The Conjuring: The Devil Made Me Do it has a couple of nods to outdated horror movies, though the finale borrows inspiration from Stephen King’s The Shining.
The Conjuring: The Devil Made Me Do it has a couple of interesting nods to older horror flicks. It initially pays homage to the Exorcist film when Gordon, The Father from the church comes at the Glatzel house to cope with the possession of the family’s young boy, David.
Additionally, it does take some from adaption from Nightmare on Elm Street as the cult-classic messes with people’s brains, bringing their worst nightmares to reality. Nevertheless, in the finale, the largest tribute goes to Stephen King’s renowned novel, The Shining.
Stanley Kubrick’s 1980 film centred on the psychological meltdown of Nicholson’s Jack Torrance as he’s stricken by ghosts during his stay at an abandoned hotel called the Overlook Hotel. Jack’s psychological condition goes down to the stage that he loses the sense of his identity, creating him to brutally run after his own family and slash them with an axe in his hand.
It has one of cinema’s most legendary sequences, particularly while he tries to chop down the bathroom door down in the famous “Here’s Johnny!” scene to rend up his beloved wife, Wendy. Fortunately, their little kid, Danny, distracts him into a hedge maze and where he gets lost and is left to freeze till he dies, preserving the abandoned hotel from the madman who dropped himself to the hotel’s evil spirits.
The 3rd Conjuring movie starts from this specific descent in madness when Lorraine and Ed face the Occultist right after deducing that the spirit is Isla, the child of the ex-priest Kastner. However, when Ed runs into the catacombs to come across Lorraine, the witch takes Lorraine’s looks blowing a distinctive powder on his face.
This particularly affects Ed, as he starts acting like a mindless violent person, picking up a sledgehammer.
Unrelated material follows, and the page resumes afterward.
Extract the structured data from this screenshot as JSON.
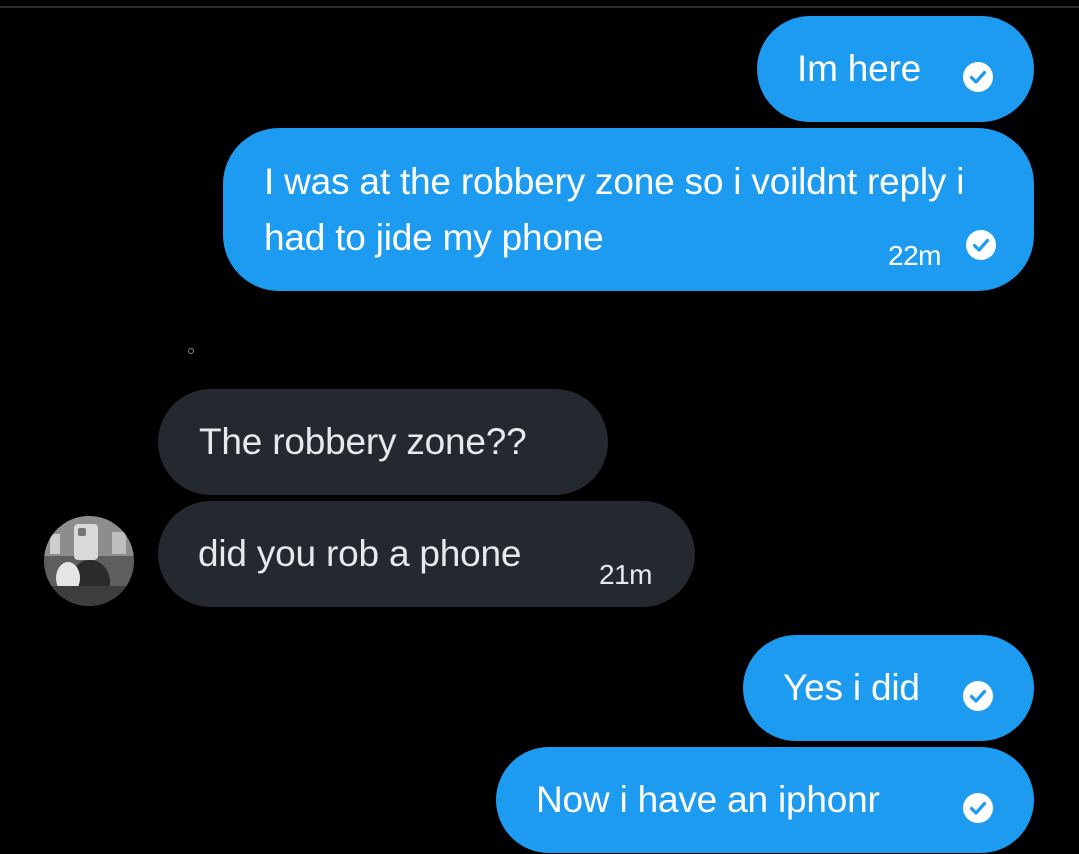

His eyes turn ghastly and grey, while he uses the tool inside the tunnels exactly the same way as Jack, smashing everything around his way in order to break Lorraine’s skull.
The facial reactions and grunts as well as body mannerisms each remind us and pay homage to Jack. Fortunately, just when he is intending to attack Lorraine, the spell is broken with memories of their strong and undying love by her
Ed’s rage cools down, and he destroys the altar that Isla utilized to bring up the Satanist powers she possesses which come from hell. This can lead to the witch actually being murdered alternatively, with Lorraine and Ed getting out safely.
Unlike The Shining, Ed does not endure exactly the same words as Jack and it is also spared demise. While it was nature taking revenge for Jack because he has always been a selfish person, caring only about himself, Ed on the other hand is a good, selfless man, so despite him moving around like a killer, things work out for him. So, yeah there’s a good reason why they are called movies and not real-life incidents, even when filmmakers may try to portray them as based on true events.
As a guest on CinemaBlend’s official ReelBlend podcast, Michael Chaves spoke about the multiple references from some of Hollywood’s best horror flicks, he stated:
It is intriguing because, even though the Conjuring has resulted in multiple spinoffs, Lorraine and Ed, have always been the heart of this particular series, and they have a lot of unexplainable cases which may be utilized to further pull in storylines for Conjuring sequels in the future.
The most unique thing about the franchise is the chemistry shared between Patrick Wilson and Vera Farmiga, who truly show ownership to the characters and the franchise as well.
The Conjuring: The Devil Made Me Do it, packs in a stellar cast including Patrick Wilson, Vera Farmiga, Ruairi O ‘Connor, Sarah Catherine Hook and Julian Hilliard, while it is directed by the celebrated director Michael Chaves. You can currently watch the movie in theatres or HBO Max.